Electricity

DTE

DTE Energy supplies WoodCreek via a number of circuits with that result that, in the event of an outage that is not widespread, only a few homes may be affected. For this reason it is necessary to always report it to DTE at 1-800-477-4747 or on-line and not assume a neighbor has reported it.

DTE Energy has a regulated monopoly for the transmission and distribution of electricity in our area. However, Michigan Public Service Commission (MPSC) has begun to open the generation and supply of power under its Electric Choice program. The program will allow customers to purchase their electricity from an Alternative Electric Supplier (AES), however, under state law, no more than 10% of electricity maybe bought from an AES, and the program is currently fully subscribed. Consumers wishing to buy from an AES may still apply and will be put in a queue. For more information go to the MPSC website.

DTE has a number of discounted rates including:

  1. A Senior Citizen rate for those that use an average of less than 700 KWH per month.
  2. A Time of Day rate for those whose bills exceed an average of $280 per month and who can arrange to use electricity at off-peak times.
  3. A 12% reduction for air-conditioning power for those who are prepared to be switched-off, by remote signal, for 15 minute periods for up to 8 hours a day on peak demand summer days.

A simple DTE Energy bill that does not include any of the special discounts listed above may still have some 11 different charges listed. Some are explained on the bill's footnotes and a rather rudimentary explanation will be found on the relevant DTE web page.


 Gas

ConsumersNatural Gas distribution for WoodCreek is managed and billed by Consumers Energy (1-800-477-5050) but gas may be purchased from a number of Alternative Gas Suppliers (AGS), listed here, under the Michigan Public Service Commission (MPSC) gas customer choice program.

Gas bought from Consumers Energy is price controlled by the MPSC, whereas that bought from an AGS may often be cheaper, but consumers are advised to study the details of the different programs available before making a choice. MPSC have published Consumer Tips and Making an Informed Choice to help gas customers make their decision. Note also that the actual price of gas usually only approximates to half of our total gas bills, other charges making up a significant proportion, see below.

A number of items contribute to the total billed by Consumers Energy each month.

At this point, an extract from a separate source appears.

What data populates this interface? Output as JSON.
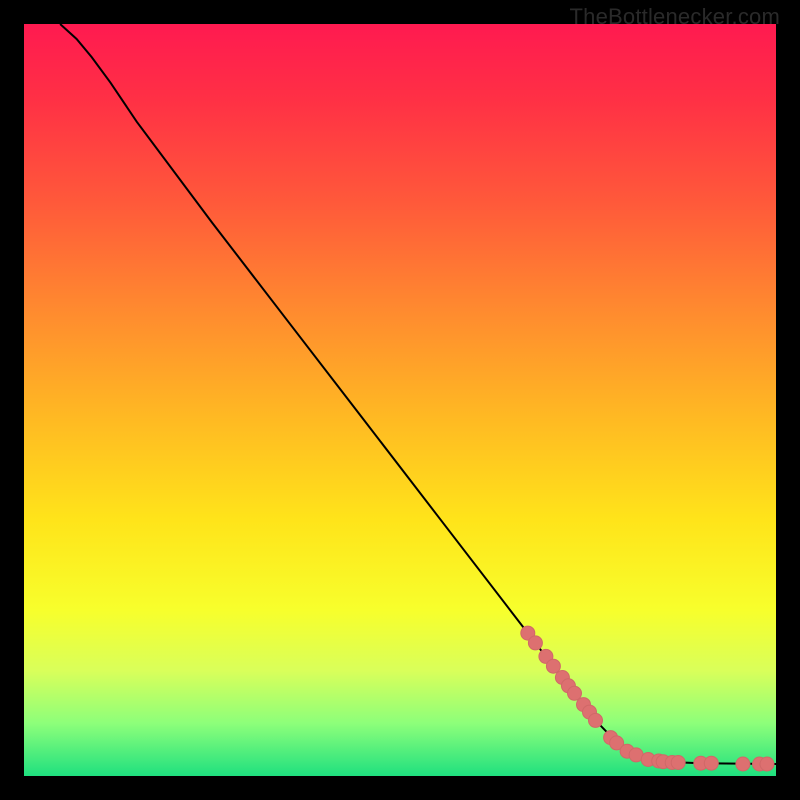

  1. Customer Charge. Costs of metering, meter reading, billings and other customer-related operating costs.
  2. Gas Distribution. Costs, which are based on the amount of gas used, that are related to delivering gas from the transmission system or storage fields to the customer's premises, including operating and maintenance expenses.
  3. Energy Efficiency. A surcharge based on gas used for recovering all costs associated with the Consumers Energy MPSC approved Energy Efficiency Programs.
  4. GCR or VAR or other descriptor (depending on whether the gas is purchased from Consumers Energy (GCR = Gas Cost Recovery) or from an AGS that charges a variable rate (VAR) or another plan). This charge is for the actual gas used at the approved or AGS rate.
  5. Tax.

 

Water and Sewage

faucet

The WoodCreek subdivision is split in terms of Water and Sewage between the Farms and the Hills. (For definition of these terms, see our Maps page).

The overwhelming majority of homes in the Farms have private drilled wells and, like some 25% of the population, have an unsewered system typically consisting of a septic tank, a distribution box, and a rock-and-gravel-lined absorption field.

Homes in the Hills, on the other, are served by City water and sewage systems. The City has an good overview of the system on its website. Water is metered and charges are quoted per 1,000 cubic feet (7,480 gallons). It is presumed that the water used goes into the sewers and, as a result, sewage disposal rates are based on the amount of water used. About 43% of a typical water bill will be for sewage disposal. If you use a lot of water for irrigation or a swimming pool then that water does not go into the sewer and you may wish to consider installing a second meter for water used outside only, which will be billed without the sewer disposal charge. Installing such a meter currently costs about $800 and so it may take a number of years to recoup the investment. The City's Dual Meter Program page includes a worksheet that can help in deciding whether a second meter is worthwhile for you.